Pheasant-tailed Jacana spotted in Pallikaranai Wetland, Chennai (Photo: Sudharsun Jayaraj)

.

Purple Swamphen-Moorhen in Pallikaranai wetland, Chennai (Photo - Sudharsun Jayaraj)
Purple Swamphen-Moorhen in Pallikaranai wetland, Chennai (Photo – Sudharsun Jayaraj)

.

FulvourWhistlingDucks (Photo: GnanaskandanK)
FulvourWhistlingDucks (Photo: GnanaskandanK)

.

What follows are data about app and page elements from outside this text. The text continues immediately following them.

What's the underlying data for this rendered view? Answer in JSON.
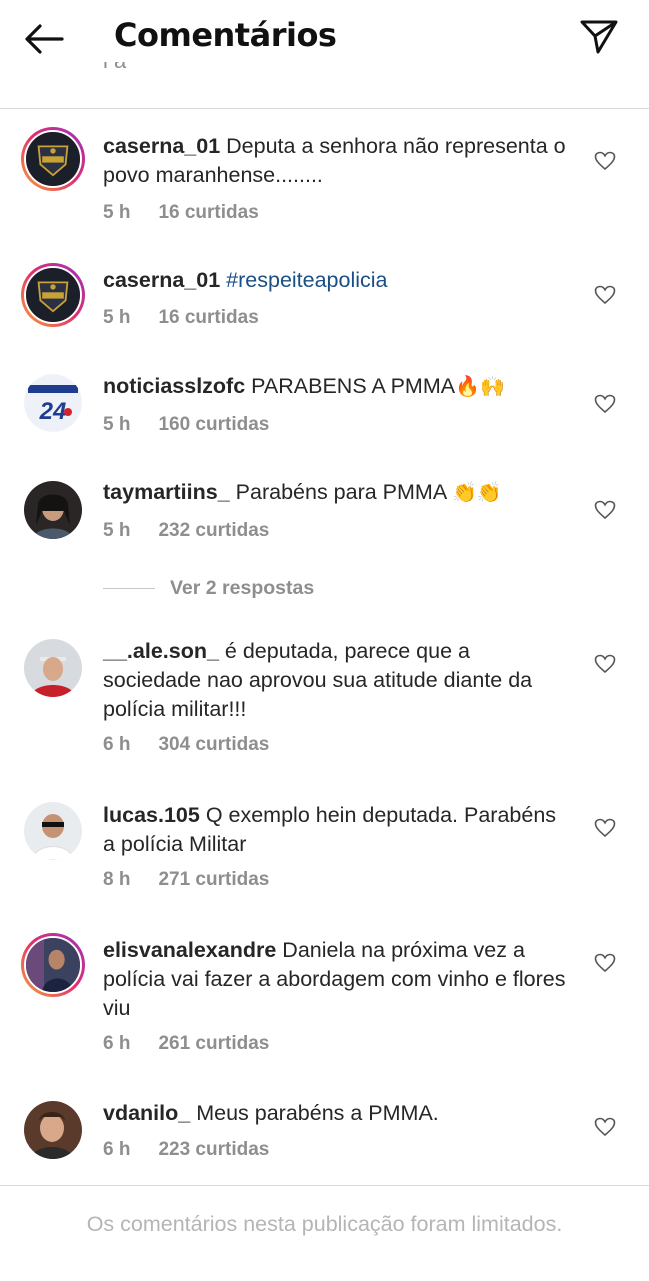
{
  "header": {
    "title": "Comentários",
    "back_icon": "arrow-left-icon",
    "send_icon": "paper-plane-icon"
  },
  "cut_text": "i a",
  "comments": [
    {
      "username": "caserna_01",
      "text": "Deputa a senhora não representa o povo maranhense........",
      "time": "5 h",
      "likes": "16 curtidas"
    },
    {
      "username": "caserna_01",
      "text": "",
      "hashtag": "#respeiteapolicia",
      "time": "5 h",
      "likes": "16 curtidas"
    },
    {
      "username": "noticiasslzofc",
      "text": "PARABENS A PMMA",
      "emoji": "🔥🙌",
      "time": "5 h",
      "likes": "160 curtidas"
    },
    {
      "username": "taymartiins_",
      "text": "Parabéns para PMMA",
      "emoji": "👏👏",
      "time": "5 h",
      "likes": "232 curtidas"
    },
    {
      "username": "__.ale.son_",
      "text": "é deputada, parece que a sociedade nao aprovou sua atitude diante da polícia militar!!!",
      "time": "6 h",
      "likes": "304 curtidas"
    },
    {
      "username": "lucas.105",
      "text": "Q exemplo hein deputada. Parabéns a polícia Militar",
      "time": "8 h",
      "likes": "271 curtidas"
    },
    {
      "username": "elisvanalexandre",
      "text": "Daniela na próxima vez a polícia vai fazer a abordagem com vinho e flores viu",
      "time": "6 h",
      "likes": "261 curtidas"
    },
    {
      "username": "vdanilo_",
      "text": "Meus parabéns a PMMA.",
      "time": "6 h",
      "likes": "223 curtidas"
    }
  ],
  "replies_label": "Ver 2 respostas",
  "footer": {
    "text": "Os comentários nesta publicação foram limitados."
  },
  "colors": {
    "accent_hashtag": "#1a4f85",
    "muted": "#8e8e8e",
    "divider": "#dbdbdb"
  }
}
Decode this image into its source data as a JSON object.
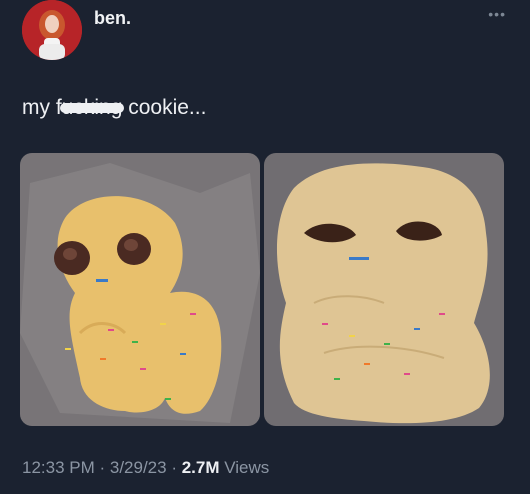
{
  "user": {
    "display_name": "ben."
  },
  "menu": {
    "more_label": "•••"
  },
  "tweet": {
    "text_before": "my f",
    "censored_word": "ucking",
    "text_after": " cookie..."
  },
  "media": [
    {
      "subject": "unbaked cookie dough figure"
    },
    {
      "subject": "baked cookie figure"
    }
  ],
  "meta": {
    "time": "12:33 PM",
    "sep1": " · ",
    "date": "3/29/23",
    "sep2": " · ",
    "views_count": "2.7M",
    "views_label": " Views"
  }
}
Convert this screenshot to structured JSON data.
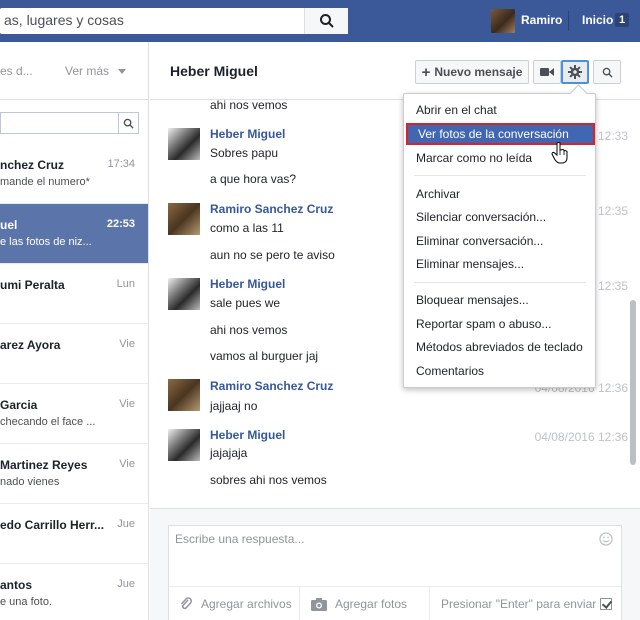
{
  "topbar": {
    "search_placeholder": "as, lugares y cosas",
    "user_name": "Ramiro",
    "home_label": "Inicio",
    "home_badge": "1",
    "bg_color": "#3b5998"
  },
  "left": {
    "tab_partial": "es d...",
    "more_label": "Ver más",
    "conversations": [
      {
        "name": "nchez Cruz",
        "snippet": "mande el numero*",
        "time": "17:34",
        "active": false
      },
      {
        "name": "uel",
        "snippet": "e las fotos de niz...",
        "time": "22:53",
        "active": true
      },
      {
        "name": "umi Peralta",
        "snippet": "",
        "time": "Lun",
        "active": false
      },
      {
        "name": "arez Ayora",
        "snippet": "",
        "time": "Vie",
        "active": false
      },
      {
        "name": "Garcia",
        "snippet": "checando el face ...",
        "time": "Vie",
        "active": false
      },
      {
        "name": "Martinez Reyes",
        "snippet": "nado vienes",
        "time": "Vie",
        "active": false
      },
      {
        "name": "edo Carrillo Herr...",
        "snippet": "",
        "time": "Jue",
        "active": false
      },
      {
        "name": "antos",
        "snippet": "e una foto.",
        "time": "Jue",
        "active": false
      }
    ]
  },
  "chat": {
    "title": "Heber Miguel",
    "new_message_label": "Nuevo mensaje",
    "messages": [
      {
        "author": "",
        "lines": [
          "ahi nos vemos"
        ],
        "time": ""
      },
      {
        "author": "Heber Miguel",
        "lines": [
          "Sobres papu",
          "a que hora vas?"
        ],
        "time": "12:33",
        "avatar": "heber"
      },
      {
        "author": "Ramiro Sanchez Cruz",
        "lines": [
          "como a las 11",
          "aun no se pero te aviso"
        ],
        "time": "12:35",
        "avatar": "ramiro"
      },
      {
        "author": "Heber Miguel",
        "lines": [
          "sale pues we",
          "ahi nos vemos",
          "vamos al burguer jaj"
        ],
        "time": "12:35",
        "avatar": "heber"
      },
      {
        "author": "Ramiro Sanchez Cruz",
        "lines": [
          "jajjaaj no"
        ],
        "time": "04/08/2016 12:36",
        "avatar": "ramiro"
      },
      {
        "author": "Heber Miguel",
        "lines": [
          "jajajaja",
          "sobres ahi nos vemos"
        ],
        "time": "04/08/2016 12:36",
        "avatar": "heber"
      }
    ]
  },
  "reply": {
    "placeholder": "Escribe una respuesta...",
    "attach_label": "Agregar archivos",
    "photo_label": "Agregar fotos",
    "enter_label": "Presionar \"Enter\" para enviar"
  },
  "dropdown": {
    "items": [
      "Abrir en el chat",
      "Ver fotos de la conversación",
      "Marcar como no leída",
      "Archivar",
      "Silenciar conversación...",
      "Eliminar conversación...",
      "Eliminar mensajes...",
      "Bloquear mensajes...",
      "Reportar spam o abuso...",
      "Métodos abreviados de teclado",
      "Comentarios"
    ],
    "highlighted_index": 1,
    "highlight_color": "#4267b2"
  }
}
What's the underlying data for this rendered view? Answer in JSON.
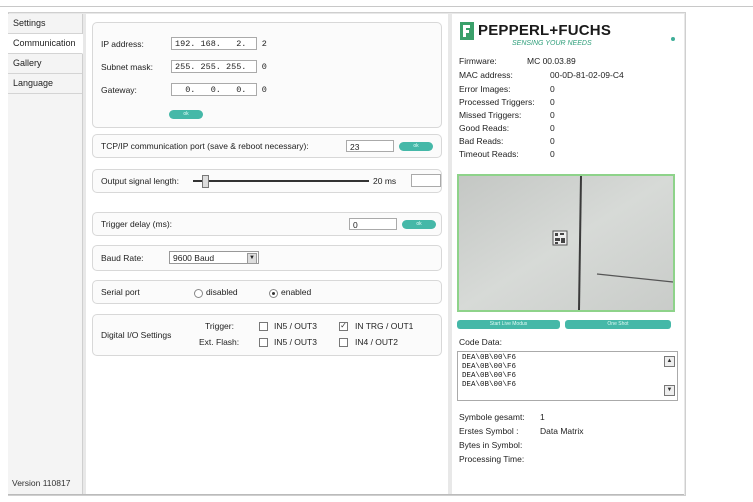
{
  "sidebar": {
    "items": [
      {
        "label": "Settings"
      },
      {
        "label": "Communication"
      },
      {
        "label": "Gallery"
      },
      {
        "label": "Language"
      }
    ],
    "version": "Version 110817"
  },
  "network": {
    "ip_label": "IP address:",
    "ip_value": "192. 168.   2.   2",
    "subnet_label": "Subnet mask:",
    "subnet_value": "255. 255. 255.   0",
    "gateway_label": "Gateway:",
    "gateway_value": "  0.   0.   0.   0",
    "ok_label": "ok"
  },
  "tcp": {
    "label": "TCP/IP communication port (save & reboot necessary):",
    "value": "23",
    "ok_label": "ok"
  },
  "output_signal": {
    "label": "Output signal length:",
    "value_text": "20 ms",
    "slider_fraction": 0.05
  },
  "trigger_delay": {
    "label": "Trigger delay (ms):",
    "value": "0",
    "ok_label": "ok"
  },
  "baud": {
    "label": "Baud Rate:",
    "selected": "9600 Baud"
  },
  "serial": {
    "label": "Serial port",
    "option_disabled": "disabled",
    "option_enabled": "enabled",
    "selected": "enabled"
  },
  "digital_io": {
    "label": "Digital I/O Settings",
    "trigger_label": "Trigger:",
    "flash_label": "Ext. Flash:",
    "trigger_opt1": "IN5 / OUT3",
    "trigger_opt2": "IN TRG / OUT1",
    "flash_opt1": "IN5 / OUT3",
    "flash_opt2": "IN4 / OUT2",
    "trigger_opt1_checked": false,
    "trigger_opt2_checked": true,
    "flash_opt1_checked": false,
    "flash_opt2_checked": false
  },
  "brand": {
    "name": "PEPPERL+FUCHS",
    "tagline": "SENSING YOUR NEEDS",
    "accent": "#3aa06a"
  },
  "device_info": [
    {
      "label": "Firmware:",
      "value": "MC 00.03.89"
    },
    {
      "label": "MAC address:",
      "value": "00-0D-81-02-09-C4"
    },
    {
      "label": "Error Images:",
      "value": "0"
    },
    {
      "label": "Processed Triggers:",
      "value": "0"
    },
    {
      "label": "Missed Triggers:",
      "value": "0"
    },
    {
      "label": "Good Reads:",
      "value": "0"
    },
    {
      "label": "Bad Reads:",
      "value": "0"
    },
    {
      "label": "Timeout Reads:",
      "value": "0"
    }
  ],
  "buttons": {
    "start_live": "Start Live Modus",
    "one_shot": "One Shot"
  },
  "code": {
    "label": "Code Data:",
    "lines": [
      "DEA\\0B\\00\\F6",
      "DEA\\0B\\00\\F6",
      "DEA\\0B\\00\\F6",
      "DEA\\0B\\00\\F6"
    ]
  },
  "symbol_info": {
    "total_label": "Symbole gesamt:",
    "total_value": "1",
    "first_label": "Erstes Symbol :",
    "first_value": "Data Matrix",
    "bytes_label": "Bytes in Symbol:",
    "bytes_value": "",
    "time_label": "Processing Time:",
    "time_value": ""
  }
}
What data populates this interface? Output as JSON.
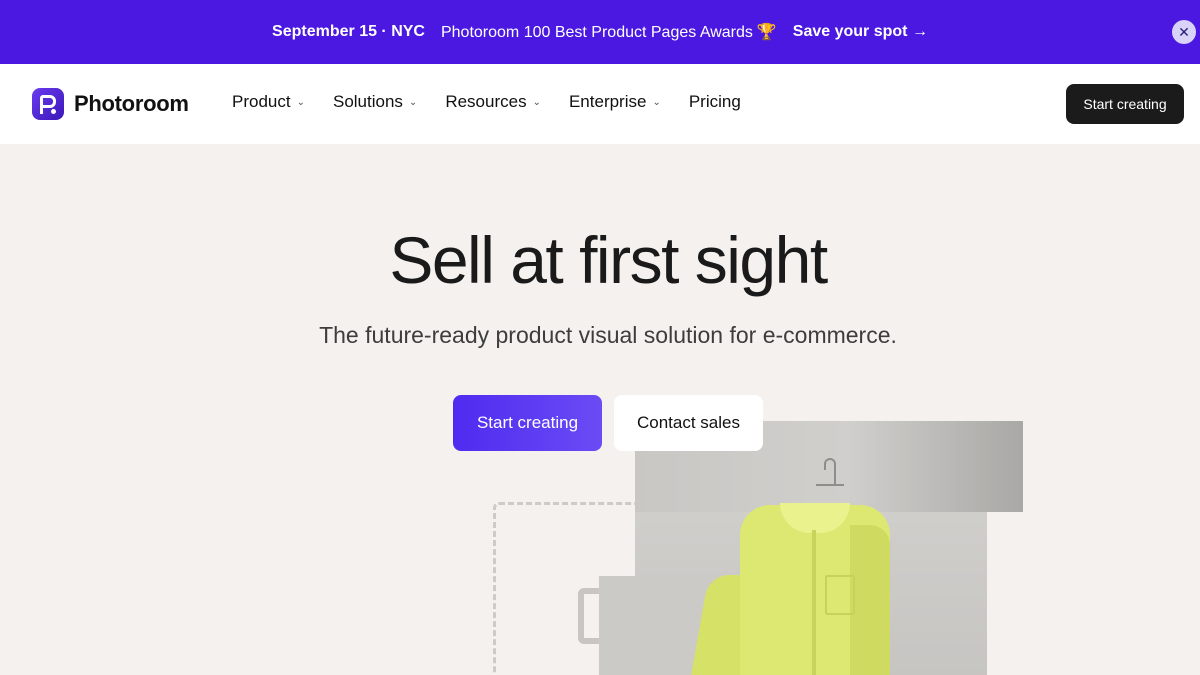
{
  "banner": {
    "date": "September 15 · NYC",
    "award": "Photoroom 100 Best Product Pages Awards",
    "trophy_icon": "trophy-icon",
    "cta": "Save your spot →",
    "close_icon": "close-icon"
  },
  "nav": {
    "logo_text": "Photoroom",
    "items": [
      {
        "label": "Product",
        "has_dropdown": true
      },
      {
        "label": "Solutions",
        "has_dropdown": true
      },
      {
        "label": "Resources",
        "has_dropdown": true
      },
      {
        "label": "Enterprise",
        "has_dropdown": true
      },
      {
        "label": "Pricing",
        "has_dropdown": false
      }
    ],
    "cta_label": "Start creating"
  },
  "hero": {
    "title": "Sell at first sight",
    "subtitle": "The future-ready product visual solution for e-commerce.",
    "primary_cta": "Start creating",
    "secondary_cta": "Contact sales"
  },
  "colors": {
    "banner_bg": "#4a18e0",
    "page_bg": "#f5f1ee",
    "primary_button": "#5a38f2",
    "dark_button": "#1b1b1b"
  }
}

Cormorants, darters, herons, egrets, open-billed storks, spoonbills, white ibis, little grebe, Indian Cormorants, darters, herons, egrets, open-billed storks, spoonbills, white ibis, little grebe, Indian moorhen, Black-winged Stilts, purple moorhens, warblers, coots and dabchicks have been spotted in large numbers in the marshland.

.

Russel's Viper (Source:  umich.edu)
Russel’s Viper (Source: umich.edu)

.

The Pallikaranai wetland is also home to some of the most endangered reptiles such as the Russell’s viper.

About 114 species of plants are found in the wetland, including 29 species of grass. These plant species include some exotic floating vegetation such as water hyacinth and water lettuce.

Since 2002,  presence of new plants and  reptiles have been recorded.

.

This slideshow requires JavaScript.

 

To be continued…

.

.

Add this anywhere

Enhanced by Zemanta

Jugaad Innovations


Myself

By T.V. Antony Raj

.

Jugad Innovation (Custom)

.

Jugaad is a colloquial Hindi-Urdu word that can mean an innovative fix or a simple workaround, used for solutions that bend rules, or a resource that can be used as such. Jugaad can also denote a person who can solve a complicated issue.

Here is a video of Jugaad technology put to use mainly in India and in a few other countries. I am proud to say that the majority of Indians can boast of such innovations.

.

.Jugaa